District 9 starts well and then meanders because it feels like the writers did not have a clear idea of where to wind it up. It becomes inconsistent, for instance, to have the refugee camp first regarded as a place where we feel shock at the aliens being unfeelingly uprooted and casually massacred, only for the same terrain to be turned into the venue for an action movie in the last section where we are meant to be amazed and excited by the same peoples homes being blown up and riddled with heavy-duty gunfire without any apparent concern for the enormous cost of life this would undoubtedly entail. It also becomes apparent that what we took for sharp and witty verisimilitude in the first section detail regarding the Nigerians, biologically activated weaponry only ends up being grist sometimes too obviously for plot points later in the film. It does seem ever so slightly incredible, for instance, that the same fluid extract that has the power to transform Sharlto Copley into a Prawn is also the one that is vitally needed to power the alien mothership and get everybody back home.

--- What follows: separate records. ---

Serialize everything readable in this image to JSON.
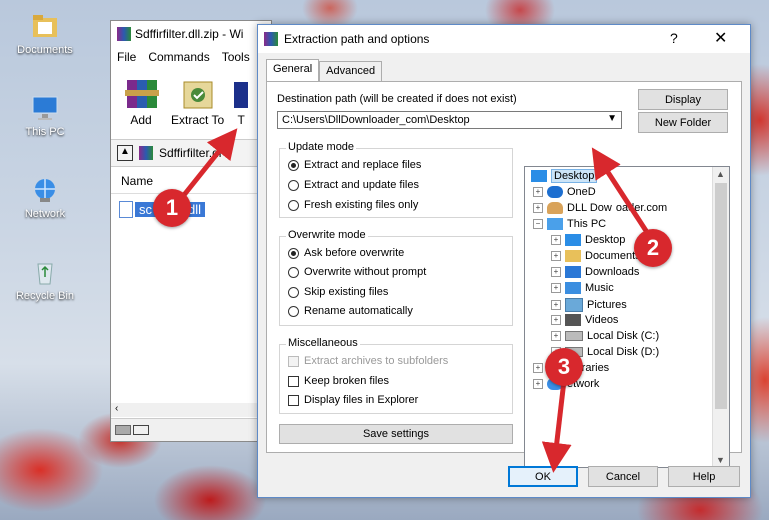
{
  "desktop": {
    "icons": [
      {
        "label": "Documents",
        "icon": "folder-documents-icon"
      },
      {
        "label": "This PC",
        "icon": "computer-icon"
      },
      {
        "label": "Network",
        "icon": "network-icon"
      },
      {
        "label": "Recycle Bin",
        "icon": "recycle-bin-icon"
      }
    ]
  },
  "winrar": {
    "title": "Sdffirfilter.dll.zip - Wi",
    "menu": [
      "File",
      "Commands",
      "Tools"
    ],
    "toolbar": {
      "add": "Add",
      "extract": "Extract To",
      "partial": "T"
    },
    "path": "Sdffirfilter.dl",
    "list_header": "Name",
    "file_prefix": "sc",
    "file_suffix": "dll"
  },
  "dialog": {
    "title": "Extraction path and options",
    "help": "?",
    "close": "✕",
    "tabs": {
      "general": "General",
      "advanced": "Advanced"
    },
    "dest_label": "Destination path (will be created if does not exist)",
    "dest_value": "C:\\Users\\DllDownloader_com\\Desktop",
    "buttons": {
      "display": "Display",
      "new_folder": "New Folder",
      "save": "Save settings",
      "ok": "OK",
      "cancel": "Cancel",
      "help": "Help"
    },
    "update_mode": {
      "title": "Update mode",
      "options": [
        "Extract and replace files",
        "Extract and update files",
        "Fresh existing files only"
      ],
      "selected": 0
    },
    "overwrite_mode": {
      "title": "Overwrite mode",
      "options": [
        "Ask before overwrite",
        "Overwrite without prompt",
        "Skip existing files",
        "Rename automatically"
      ],
      "selected": 0
    },
    "misc": {
      "title": "Miscellaneous",
      "options": [
        "Extract archives to subfolders",
        "Keep broken files",
        "Display files in Explorer"
      ]
    },
    "tree": [
      {
        "label": "Desktop",
        "selected": true
      },
      {
        "label": "OneD"
      },
      {
        "label": "DLL Dow"
      },
      {
        "label": "oader.com"
      },
      {
        "label": "This PC"
      },
      {
        "label": "Desktop"
      },
      {
        "label": "Documents"
      },
      {
        "label": "Downloads"
      },
      {
        "label": "Music"
      },
      {
        "label": "Pictures"
      },
      {
        "label": "Videos"
      },
      {
        "label": "Local Disk (C:)"
      },
      {
        "label": "Local Disk (D:)"
      },
      {
        "label": "Libraries"
      },
      {
        "label": "etwork"
      }
    ]
  },
  "annotations": [
    "1",
    "2",
    "3"
  ],
  "colors": {
    "marker": "#d8282d",
    "selection": "#3a78d6",
    "ok_border": "#0078d7"
  }
}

(Nominee for Best Actor (Sharlto Copley) at this sites Best of 2009 Awards).